PROBLEM TO SOLVE
What you return should be each line of the data containing the string "每行一个".

-- SOURCE RECORDS follows --

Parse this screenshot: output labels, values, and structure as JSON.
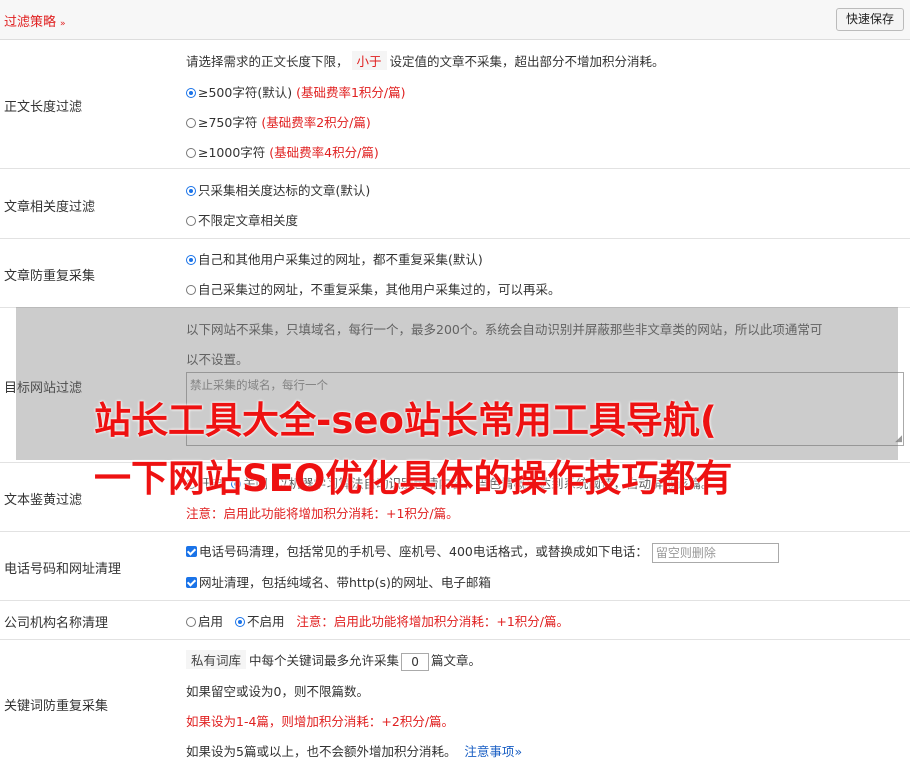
{
  "header": {
    "title": "过滤策略",
    "save_label": "快速保存"
  },
  "length_filter": {
    "label": "正文长度过滤",
    "desc_before": "请选择需求的正文长度下限，",
    "desc_tag": "小于",
    "desc_after": "设定值的文章不采集，超出部分不增加积分消耗。",
    "options": [
      {
        "text": "≥500字符(默认)",
        "note": "(基础费率1积分/篇)",
        "selected": true
      },
      {
        "text": "≥750字符",
        "note": "(基础费率2积分/篇)",
        "selected": false
      },
      {
        "text": "≥1000字符",
        "note": "(基础费率4积分/篇)",
        "selected": false
      }
    ]
  },
  "relevance": {
    "label": "文章相关度过滤",
    "options": [
      {
        "text": "只采集相关度达标的文章(默认)",
        "selected": true
      },
      {
        "text": "不限定文章相关度",
        "selected": false
      }
    ]
  },
  "dedupe": {
    "label": "文章防重复采集",
    "options": [
      {
        "text": "自己和其他用户采集过的网址，都不重复采集(默认)",
        "selected": true
      },
      {
        "text": "自己采集过的网址，不重复采集，其他用户采集过的，可以再采。",
        "selected": false
      }
    ]
  },
  "site_filter": {
    "label": "目标网站过滤",
    "desc_line1": "以下网站不采集，只填域名，每行一个，最多200个。系统会自动识别并屏蔽那些非文章类的网站，所以此项通常可",
    "desc_line2": "以不设置。",
    "placeholder": "禁止采集的域名，每行一个"
  },
  "porn_filter": {
    "label": "文本鉴黄过滤",
    "opt_on": "开启",
    "opt_off": "关闭",
    "desc": "以机器学习算法自动识别色情内容，当色情概率达到系统阈值，自动屏蔽该篇。",
    "note": "注意：启用此功能将增加积分消耗：+1积分/篇。"
  },
  "phone_url": {
    "label": "电话号码和网址清理",
    "phone_text": "电话号码清理，包括常见的手机号、座机号、400电话格式，或替换成如下电话：",
    "phone_placeholder": "留空则删除",
    "url_text": "网址清理，包括纯域名、带http(s)的网址、电子邮箱"
  },
  "company": {
    "label": "公司机构名称清理",
    "opt_on": "启用",
    "opt_off": "不启用",
    "note": "注意：启用此功能将增加积分消耗：+1积分/篇。"
  },
  "keyword": {
    "label": "关键词防重复采集",
    "tag": "私有词库",
    "line1_a": "中每个关键词最多允许采集",
    "count": "0",
    "line1_b": "篇文章。",
    "line2": "如果留空或设为0，则不限篇数。",
    "line3": "如果设为1-4篇，则增加积分消耗：+2积分/篇。",
    "line4": "如果设为5篇或以上，也不会额外增加积分消耗。",
    "link": "注意事项"
  },
  "watermark": {
    "line1": "站长工具大全-seo站长常用工具导航(",
    "line2": "一下网站SEO优化具体的操作技巧都有"
  }
}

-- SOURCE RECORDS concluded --

ANSWER FOR THIS EXERCISE
    "desc_line1": "以下网站不采集，只填域名，每行一个，最多200个。系统会自动识别并屏蔽那些非文章类的网站，所以此项通常可",
    "placeholder": "禁止采集的域名，每行一个"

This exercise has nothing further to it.